22.
Jimenz G, Cobo Molinos J, Antich C, Lopez Ruiz E. Osteoarthritis trauma vs disease. Adv Expo Med Bio 2018;1059:63-3.  Back to cited text no. 22
    
23.
Schram B, Orr R, Pope R, Canetti E, Knapik J. Risk factors for development of lower limb osteoarthritis in physically demanding occupations: A narrative umbrella review. J Occup Health 2020;62:e12103.  Back to cited text no. 23
    
24.
Moghimi N, Rahmani K, Delpisheh A, Saidi A, Azadi NA, Afkhamzadeh A. Risk factors of knee osteoarthritis: A case-control study. Pak J Med Sci 2019;35:636-40.  Back to cited text no. 24
    
25.
Deshmukh SA, Kalkonde YV, Deshmukh MD, Bang AA, Bang AT. Healthcare seeking behavior for back and joint pain in rural Gadchiroli, India: A population-based cross-sectional study.
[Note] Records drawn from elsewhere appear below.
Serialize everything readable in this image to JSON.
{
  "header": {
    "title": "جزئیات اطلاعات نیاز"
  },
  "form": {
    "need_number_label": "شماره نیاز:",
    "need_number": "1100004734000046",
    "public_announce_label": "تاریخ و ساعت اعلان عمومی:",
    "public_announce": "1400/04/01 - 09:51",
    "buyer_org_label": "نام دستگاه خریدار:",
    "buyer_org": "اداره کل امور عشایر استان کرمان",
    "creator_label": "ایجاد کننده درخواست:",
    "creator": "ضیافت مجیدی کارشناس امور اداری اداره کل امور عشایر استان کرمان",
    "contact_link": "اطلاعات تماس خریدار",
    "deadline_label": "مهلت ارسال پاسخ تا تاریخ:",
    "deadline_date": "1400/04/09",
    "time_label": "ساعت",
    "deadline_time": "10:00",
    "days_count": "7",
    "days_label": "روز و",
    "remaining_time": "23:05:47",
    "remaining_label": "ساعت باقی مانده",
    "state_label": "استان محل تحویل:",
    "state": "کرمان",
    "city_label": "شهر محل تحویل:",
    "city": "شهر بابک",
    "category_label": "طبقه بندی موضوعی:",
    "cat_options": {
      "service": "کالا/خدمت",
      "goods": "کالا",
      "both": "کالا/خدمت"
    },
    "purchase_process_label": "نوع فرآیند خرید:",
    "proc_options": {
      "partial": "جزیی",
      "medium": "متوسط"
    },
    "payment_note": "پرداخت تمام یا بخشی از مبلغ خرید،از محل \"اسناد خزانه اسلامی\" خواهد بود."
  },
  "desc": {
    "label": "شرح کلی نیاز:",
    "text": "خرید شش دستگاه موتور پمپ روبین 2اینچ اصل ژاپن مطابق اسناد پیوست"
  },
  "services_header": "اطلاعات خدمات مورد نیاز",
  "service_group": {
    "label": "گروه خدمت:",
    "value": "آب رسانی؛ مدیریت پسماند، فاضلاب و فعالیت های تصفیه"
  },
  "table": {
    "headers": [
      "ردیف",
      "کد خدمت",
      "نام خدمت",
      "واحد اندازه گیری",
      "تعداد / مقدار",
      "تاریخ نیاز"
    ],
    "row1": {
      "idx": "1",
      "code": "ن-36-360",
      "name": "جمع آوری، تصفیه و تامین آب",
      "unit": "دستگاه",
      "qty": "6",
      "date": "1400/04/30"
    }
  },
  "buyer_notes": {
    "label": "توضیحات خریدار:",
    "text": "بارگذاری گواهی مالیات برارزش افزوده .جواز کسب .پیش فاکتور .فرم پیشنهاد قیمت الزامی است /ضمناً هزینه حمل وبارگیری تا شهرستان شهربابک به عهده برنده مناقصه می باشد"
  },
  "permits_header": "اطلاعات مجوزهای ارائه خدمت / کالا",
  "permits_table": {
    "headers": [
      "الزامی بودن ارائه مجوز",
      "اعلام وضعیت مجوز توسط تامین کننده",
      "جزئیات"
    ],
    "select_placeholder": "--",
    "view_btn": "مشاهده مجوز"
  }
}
Indian J Community Med 2014;39:229-34.  Back to cited text no. 25
[PUBMED]  [Full text]  


    Figures

  [Figure 1], [Figure 2]
 
 
    Tables

  [Table 1], [Table 2], [Table 3], [Table 4]



 

Top
   
 
  Search
 
Similar in PUBMED
   Search Pubmed for
   Search in Google Scholar for
 Related articles
Access Statistics
Email Alert *
Add to My List *
* Registration required (free)

 
  In this article
   Abstract
  Introduction
  Objective
  Subjects and Methods
  Results
  Discussion
  Conclusion
   References
   Article Figures
   Article Tables

 Article Access Statistics
    Viewed91    
    Printed0    
    Emailed0    
    PDF Downloaded24    
    Comments [Add]    

Recommend this journal